One of the most infuriating moments that I ever experienced took place about 25 years ago in the bar of an Italian restaurant on “The Hill” in St. Louis.
We were in town visiting our good friends, Mary and Gus Buttice (a faithful blog reader), and talking with some of their friends while waiting for a table. A fellow in his 20s — an upbeat, lippy sort — was recounting that he had been living in Kansas City for a while but was delighted to have moved back to St. Louis recently. Kansas City didn’t hold a candle to St. Louis, he said. Then, he gestured at me and said, “Ask him; he knows.”
Flustered and on foreign soil, I didn’t know what to say or whether to say anything, so I kept my mouth shut. Inside, I fumed.
That was when St. Louis still led Kansas City (according to the 1980 Census) by about 5,000 residents — 453,000 to 448,000.
The worm turned in 1990, though, when Kansas City passed St. Louis (well, took the lead by losing far fewer people than St. Louis in the 1980s), and the margin has widened considerably since.
According to Census Bureau figures released last week, Kansas City gained 18,000 residents between 2000 and 2009 for a population of nearly 460,000. St. Louis’ population, meanwhile, fell 8.3 percent, to about 319,000. Perhaps even more startling, the population in St. Louis County, where St. Louis City residents have been fleeing for decades, also fell — by 1.7 percent, to less than a million people.
The Census story caused barely a ripple in Kansas City, but from my reading of articles in The New York Times and the St. Louis Post-Dispatch, the story had people in St. Louis grabbing the left sides of their chests.
St. Louis Mayor Francis Slay said: “This is absolutely bad news. We had thought, given many of the other positive trends, that 50 years of population losses had finally reversed direction. Instead, by the measure of Census to Census, they continue…Combined with the news from St. Louis County, I believe that this will require an urgent and thorough rethinking of how we do almost everything.
“If this doesn’t jump-start regional thinking, nothing will.”
When I told my wife Patty about the St. Louis population figures, she paused for a moment and said, “That could happen to us, if we don’t fix the schools.”
I think she’s right. Unlike St. Louis, which is hemmed in on all sides, we have a Northland, where there is plenty of elbow room for growth. I couldn’t come up with specific figures, but I feel sure that the losses have continued south of the river, due mainly to people moving to the Kansas side for better schools.
We can’t count on the Northland to offset south-of-the-river losses forever. At some point, the Northland will cap out. What will south of the river look like at that point? I almost hate to think about it.

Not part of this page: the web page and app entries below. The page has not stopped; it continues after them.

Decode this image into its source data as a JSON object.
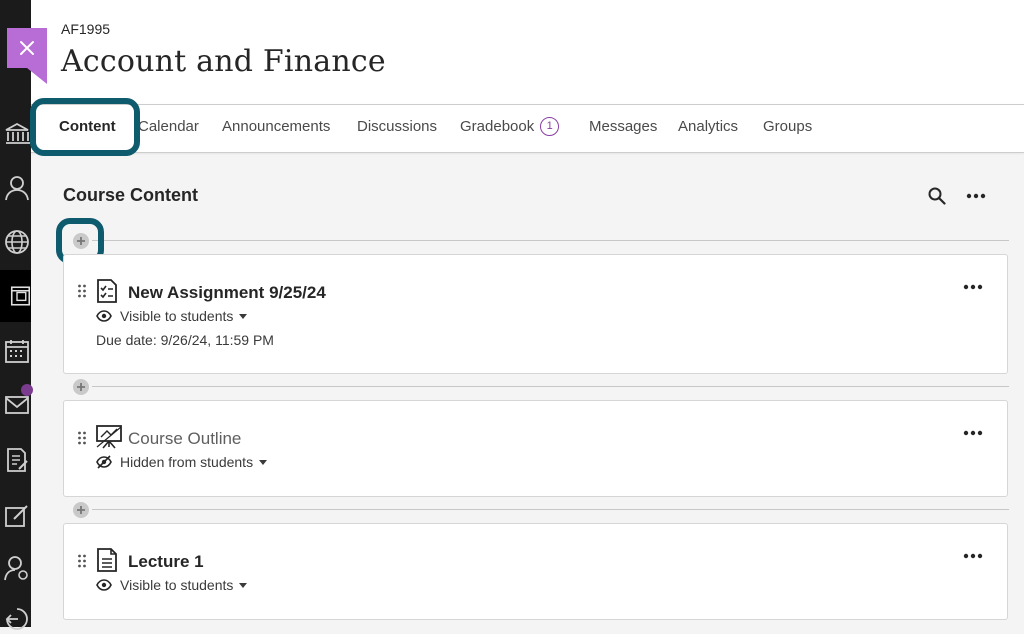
{
  "course": {
    "code": "AF1995",
    "title": "Account and Finance"
  },
  "tabs": [
    {
      "label": "Content"
    },
    {
      "label": "Calendar"
    },
    {
      "label": "Announcements"
    },
    {
      "label": "Discussions"
    },
    {
      "label": "Gradebook",
      "badge": "1"
    },
    {
      "label": "Messages"
    },
    {
      "label": "Analytics"
    },
    {
      "label": "Groups"
    }
  ],
  "content": {
    "title": "Course Content",
    "items": [
      {
        "title": "New Assignment 9/25/24",
        "visibility": "Visible to students",
        "due": "Due date: 9/26/24, 11:59 PM",
        "icon": "assignment-icon"
      },
      {
        "title": "Course Outline",
        "visibility": "Hidden from students",
        "icon": "presentation-icon"
      },
      {
        "title": "Lecture 1",
        "visibility": "Visible to students",
        "icon": "document-icon"
      }
    ]
  },
  "nav_icons": [
    "institution-icon",
    "profile-icon",
    "globe-icon",
    "courses-icon",
    "calendar-icon",
    "messages-icon",
    "grades-icon",
    "tools-icon",
    "admin-icon",
    "signout-icon"
  ],
  "colors": {
    "accent": "#0e5b6e",
    "close_flag": "#b86cd6",
    "badge": "#8a3fa3"
  }
}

So, the stakes are as high as the hopes in this situation with hard-charging Superintendent John Covington and the “new and improved” Kansas City school board, headed by the young, dynamic and seemingly driven Airick Leonard West.
More specifically, regardless of what happens at a majority of the schools, if Covington and the board can’t put a stop to the fights and fires at Southwest High School, many of the young families banking on better days ahead (and trying to tough it out until it gets to that point), will bail.
Southwest is the crab that will not release its grip on the image of Kansas City schools.
Frankly, I don’t care for Kansas; its residents freeload off Kansas City but don’t want to pay its earnings tax, which fuels the core, which makes this a great area.
There are things I like about St. Louis, but I would never trade it for Kansas City. I wonder if that guy I talked to in the bar that night so many years ago would make such a harsh comparison to Kansas City now? Probably not.
I’m really glad and proud to call myself a Kansas Citian. But I’m worried.